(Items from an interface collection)
════════════════

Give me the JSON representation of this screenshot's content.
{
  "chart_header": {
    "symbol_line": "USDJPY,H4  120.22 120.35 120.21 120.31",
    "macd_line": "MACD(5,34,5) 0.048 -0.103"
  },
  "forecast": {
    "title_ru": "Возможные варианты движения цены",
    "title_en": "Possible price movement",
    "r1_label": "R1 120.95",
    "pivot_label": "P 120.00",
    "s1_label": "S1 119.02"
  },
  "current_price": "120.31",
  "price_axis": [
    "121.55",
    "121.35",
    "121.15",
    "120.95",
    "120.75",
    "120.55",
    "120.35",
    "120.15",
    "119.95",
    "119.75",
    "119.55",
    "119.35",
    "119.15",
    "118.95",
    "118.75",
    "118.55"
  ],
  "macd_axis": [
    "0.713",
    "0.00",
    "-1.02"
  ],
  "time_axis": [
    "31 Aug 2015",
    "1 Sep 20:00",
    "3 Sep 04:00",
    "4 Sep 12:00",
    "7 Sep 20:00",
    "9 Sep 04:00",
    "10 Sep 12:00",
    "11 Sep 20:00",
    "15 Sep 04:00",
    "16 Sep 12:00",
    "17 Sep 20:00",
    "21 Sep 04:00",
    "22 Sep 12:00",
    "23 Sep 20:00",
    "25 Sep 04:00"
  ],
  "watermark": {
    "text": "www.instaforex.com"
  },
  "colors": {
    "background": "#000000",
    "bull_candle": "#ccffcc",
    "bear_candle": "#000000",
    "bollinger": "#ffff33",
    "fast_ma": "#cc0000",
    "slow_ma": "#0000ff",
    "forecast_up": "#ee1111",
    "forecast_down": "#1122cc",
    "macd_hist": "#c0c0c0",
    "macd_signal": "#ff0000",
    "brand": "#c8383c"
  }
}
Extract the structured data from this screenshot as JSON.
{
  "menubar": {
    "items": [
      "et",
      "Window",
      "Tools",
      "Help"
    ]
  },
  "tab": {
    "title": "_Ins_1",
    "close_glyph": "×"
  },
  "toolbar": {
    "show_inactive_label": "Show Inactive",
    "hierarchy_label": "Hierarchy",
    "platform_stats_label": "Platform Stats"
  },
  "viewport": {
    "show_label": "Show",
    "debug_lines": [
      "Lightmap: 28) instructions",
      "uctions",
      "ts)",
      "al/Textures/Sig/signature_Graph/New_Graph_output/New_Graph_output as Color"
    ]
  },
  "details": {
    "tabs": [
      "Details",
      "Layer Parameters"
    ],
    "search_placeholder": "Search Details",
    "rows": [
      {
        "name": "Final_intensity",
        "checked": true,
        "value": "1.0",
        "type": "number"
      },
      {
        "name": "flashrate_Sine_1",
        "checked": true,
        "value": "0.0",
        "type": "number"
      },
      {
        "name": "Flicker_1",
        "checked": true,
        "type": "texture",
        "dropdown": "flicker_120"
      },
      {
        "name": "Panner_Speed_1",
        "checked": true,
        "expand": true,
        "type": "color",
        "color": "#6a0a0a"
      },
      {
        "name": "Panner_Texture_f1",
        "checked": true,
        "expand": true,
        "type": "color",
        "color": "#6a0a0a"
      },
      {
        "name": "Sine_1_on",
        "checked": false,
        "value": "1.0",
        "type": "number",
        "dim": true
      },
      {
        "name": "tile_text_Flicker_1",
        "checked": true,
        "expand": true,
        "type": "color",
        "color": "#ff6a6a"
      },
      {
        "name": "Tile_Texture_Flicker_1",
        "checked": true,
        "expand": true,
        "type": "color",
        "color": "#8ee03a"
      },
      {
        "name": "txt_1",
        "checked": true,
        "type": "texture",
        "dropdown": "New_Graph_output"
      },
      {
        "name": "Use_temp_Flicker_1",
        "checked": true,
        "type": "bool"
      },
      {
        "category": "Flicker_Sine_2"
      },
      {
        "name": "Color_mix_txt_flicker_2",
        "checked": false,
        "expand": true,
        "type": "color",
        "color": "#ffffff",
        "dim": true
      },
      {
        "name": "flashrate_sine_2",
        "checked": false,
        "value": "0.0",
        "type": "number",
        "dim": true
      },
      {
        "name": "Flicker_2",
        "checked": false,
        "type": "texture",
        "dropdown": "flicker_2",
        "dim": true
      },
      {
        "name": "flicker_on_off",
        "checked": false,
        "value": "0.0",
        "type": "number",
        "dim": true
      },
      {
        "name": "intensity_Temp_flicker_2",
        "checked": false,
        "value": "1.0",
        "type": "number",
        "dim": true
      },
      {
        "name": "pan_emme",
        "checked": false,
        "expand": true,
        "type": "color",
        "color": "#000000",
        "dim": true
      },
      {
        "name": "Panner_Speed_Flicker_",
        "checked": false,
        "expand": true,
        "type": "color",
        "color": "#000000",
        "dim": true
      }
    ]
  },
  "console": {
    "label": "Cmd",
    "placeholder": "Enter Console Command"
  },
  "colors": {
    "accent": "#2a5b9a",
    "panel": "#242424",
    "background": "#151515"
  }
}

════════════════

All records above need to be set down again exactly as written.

### Exercise solution
Give me the JSON representation of this screenshot's content.
{
  "chart_header": {
    "symbol_line": "USDJPY,H4  120.22 120.35 120.21 120.31",
    "macd_line": "MACD(5,34,5) 0.048 -0.103"
  },
  "forecast": {
    "title_ru": "Возможные варианты движения цены",
    "title_en": "Possible price movement",
    "r1_label": "R1 120.95",
    "pivot_label": "P 120.00",
    "s1_label": "S1 119.02"
  },
  "current_price": "120.31",
  "price_axis": [
    "121.55",
    "121.35",
    "121.15",
    "120.95",
    "120.75",
    "120.55",
    "120.35",
    "120.15",
    "119.95",
    "119.75",
    "119.55",
    "119.35",
    "119.15",
    "118.95",
    "118.75",
    "118.55"
  ],
  "macd_axis": [
    "0.713",
    "0.00",
    "-1.02"
  ],
  "time_axis": [
    "31 Aug 2015",
    "1 Sep 20:00",
    "3 Sep 04:00",
    "4 Sep 12:00",
    "7 Sep 20:00",
    "9 Sep 04:00",
    "10 Sep 12:00",
    "11 Sep 20:00",
    "15 Sep 04:00",
    "16 Sep 12:00",
    "17 Sep 20:00",
    "21 Sep 04:00",
    "22 Sep 12:00",
    "23 Sep 20:00",
    "25 Sep 04:00"
  ],
  "watermark": {
    "text": "www.instaforex.com"
  },
  "colors": {
    "background": "#000000",
    "bull_candle": "#ccffcc",
    "bear_candle": "#000000",
    "bollinger": "#ffff33",
    "fast_ma": "#cc0000",
    "slow_ma": "#0000ff",
    "forecast_up": "#ee1111",
    "forecast_down": "#1122cc",
    "macd_hist": "#c0c0c0",
    "macd_signal": "#ff0000",
    "brand": "#c8383c"
  }
}
Extract the structured data from this screenshot as JSON.
{
  "menubar": {
    "items": [
      "et",
      "Window",
      "Tools",
      "Help"
    ]
  },
  "tab": {
    "title": "_Ins_1",
    "close_glyph": "×"
  },
  "toolbar": {
    "show_inactive_label": "Show Inactive",
    "hierarchy_label": "Hierarchy",
    "platform_stats_label": "Platform Stats"
  },
  "viewport": {
    "show_label": "Show",
    "debug_lines": [
      "Lightmap: 28) instructions",
      "uctions",
      "ts)",
      "al/Textures/Sig/signature_Graph/New_Graph_output/New_Graph_output as Color"
    ]
  },
  "details": {
    "tabs": [
      "Details",
      "Layer Parameters"
    ],
    "search_placeholder": "Search Details",
    "rows": [
      {
        "name": "Final_intensity",
        "checked": true,
        "value": "1.0",
        "type": "number"
      },
      {
        "name": "flashrate_Sine_1",
        "checked": true,
        "value": "0.0",
        "type": "number"
      },
      {
        "name": "Flicker_1",
        "checked": true,
        "type": "texture",
        "dropdown": "flicker_120"
      },
      {
        "name": "Panner_Speed_1",
        "checked": true,
        "expand": true,
        "type": "color",
        "color": "#6a0a0a"
      },
      {
        "name": "Panner_Texture_f1",
        "checked": true,
        "expand": true,
        "type": "color",
        "color": "#6a0a0a"
      },
      {
        "name": "Sine_1_on",
        "checked": false,
        "value": "1.0",
        "type": "number",
        "dim": true
      },
      {
        "name": "tile_text_Flicker_1",
        "checked": true,
        "expand": true,
        "type": "color",
        "color": "#ff6a6a"
      },
      {
        "name": "Tile_Texture_Flicker_1",
        "checked": true,
        "expand": true,
        "type": "color",
        "color": "#8ee03a"
      },
      {
        "name": "txt_1",
        "checked": true,
        "type": "texture",
        "dropdown": "New_Graph_output"
      },
      {
        "name": "Use_temp_Flicker_1",
        "checked": true,
        "type": "bool"
      },
      {
        "category": "Flicker_Sine_2"
      },
      {
        "name": "Color_mix_txt_flicker_2",
        "checked": false,
        "expand": true,
        "type": "color",
        "color": "#ffffff",
        "dim": true
      },
      {
        "name": "flashrate_sine_2",
        "checked": false,
        "value": "0.0",
        "type": "number",
        "dim": true
      },
      {
        "name": "Flicker_2",
        "checked": false,
        "type": "texture",
        "dropdown": "flicker_2",
        "dim": true
      },
      {
        "name": "flicker_on_off",
        "checked": false,
        "value": "0.0",
        "type": "number",
        "dim": true
      },
      {
        "name": "intensity_Temp_flicker_2",
        "checked": false,
        "value": "1.0",
        "type": "number",
        "dim": true
      },
      {
        "name": "pan_emme",
        "checked": false,
        "expand": true,
        "type": "color",
        "color": "#000000",
        "dim": true
      },
      {
        "name": "Panner_Speed_Flicker_",
        "checked": false,
        "expand": true,
        "type": "color",
        "color": "#000000",
        "dim": true
      }
    ]
  },
  "console": {
    "label": "Cmd",
    "placeholder": "Enter Console Command"
  },
  "colors": {
    "accent": "#2a5b9a",
    "panel": "#242424",
    "background": "#151515"
  }
}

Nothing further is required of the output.